Chris Prior is Business Development Manager at Bridgewater Equity Release
The age at which we retire may have once felt like an immovable target that we gradually worked towards throughout our working lives, but it seems to have become a shifting goal that is just as likely now to disappear over the horizon at the point where we think it is coming into sight.
The state pension age is expected to increase to 67 in the next decade or so and factoring in the predicted ages beyond that, someone currently aged between 25 and 29 won’t be able to collect their pension until they are 73 years old.
The number of people working beyond the official retirement age has almost doubled to 1.4 million in the past 20 years according to the Office for National Statistics (ONS), showing that even when older people make the hallowed age, they are still not in a financial position to down tools completely.
The report from the ONS also reveals that 39% of older workers are male and 61% are female which is a huge gulf.
While two thirds of older men are in so-called ‘higher-skilled’ positions such as directors or CEOs, the same percentage of female workers over the state pension age are in jobs classed as lower skilled including cleaners and retail assistants.
As well as possible inadequate pension provision in the past, the report suggests that men may continue working for the challenge and status while women continue to work out of financial necessity.
Another interesting fact to emerge from the research is quite how much changing demographics could affect the UK’s GDP levels in the future.
With the proportion of people aged over 65 expected to be 28% by 2035, this effectively shrinks the workforce and means that unless more people around and beyond retirement age continue to work, then the GDP would be 6% lower.
Pension problems and an ageing population are not just a concern for the individual therefore, but a conundrum for the Government and country as a whole.
How this collection of problems is solved is a poser that successive Governments have failed to address, but one potential solution has been staring them in the face for the past couple of decades and that is equity release.
Older homeowners may feel compelled to work long into their twilight years without realising the untapped potential that is underneath their feet.
Some people may think the only way property can subsidise their pension is if they have been canny enough to become a buy-to-let landlord, but by releasing some of the equity that has built up in their property over the years, older homeowners can pay for a range of necessities from medical and care needs through to bills and other outgoings.
There can sometimes be a fear or lack of understanding that leads those that could potentially benefit from equity release to wrongly think they could be plunged into negative equity or forced out of their homes against their will, but they are protected by a code of conduct established by Safe Home Income Plans that the Equity Release Council will continue to purvey.
There may be those who wish to work in their later years due to job satisfaction or the social benefits that employment brings, but others can rightly feel they have earned their retirement and are entitled to a slower pace of life.

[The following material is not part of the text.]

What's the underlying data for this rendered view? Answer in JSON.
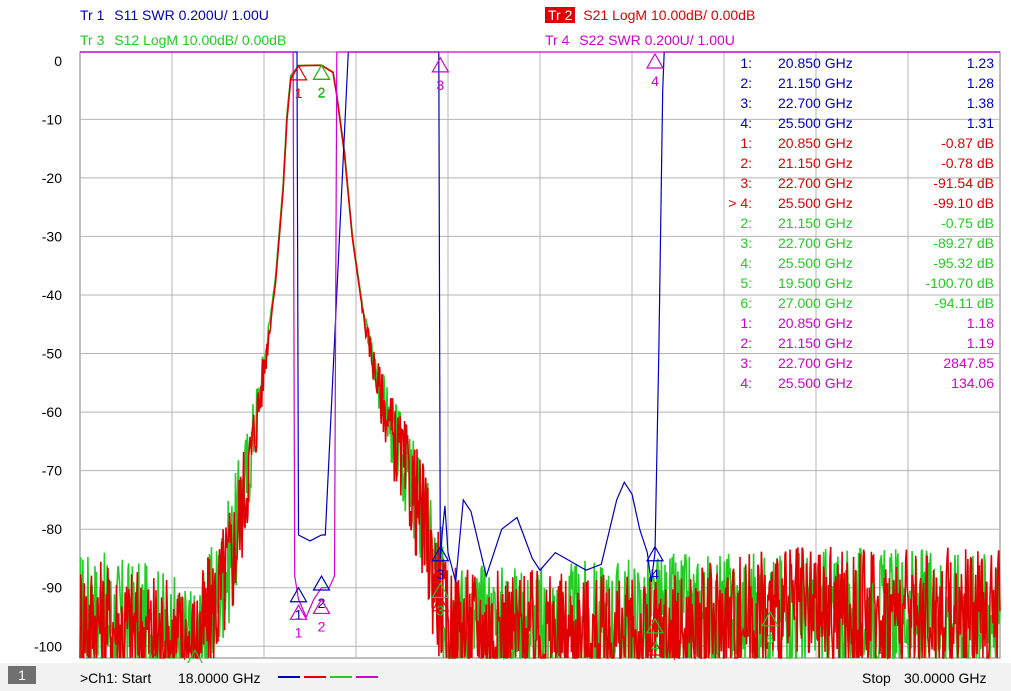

Having worked for the best part of 50 years and made mortgage repayments for the vast majority of that period, it seems only right that older homeowners should be able to reap the benefit of that diligence by accessing some of the capital they have accrued throughout their lives.
It may not be the answer for everyone’s circumstances, but equity release is certainly an option worth considering.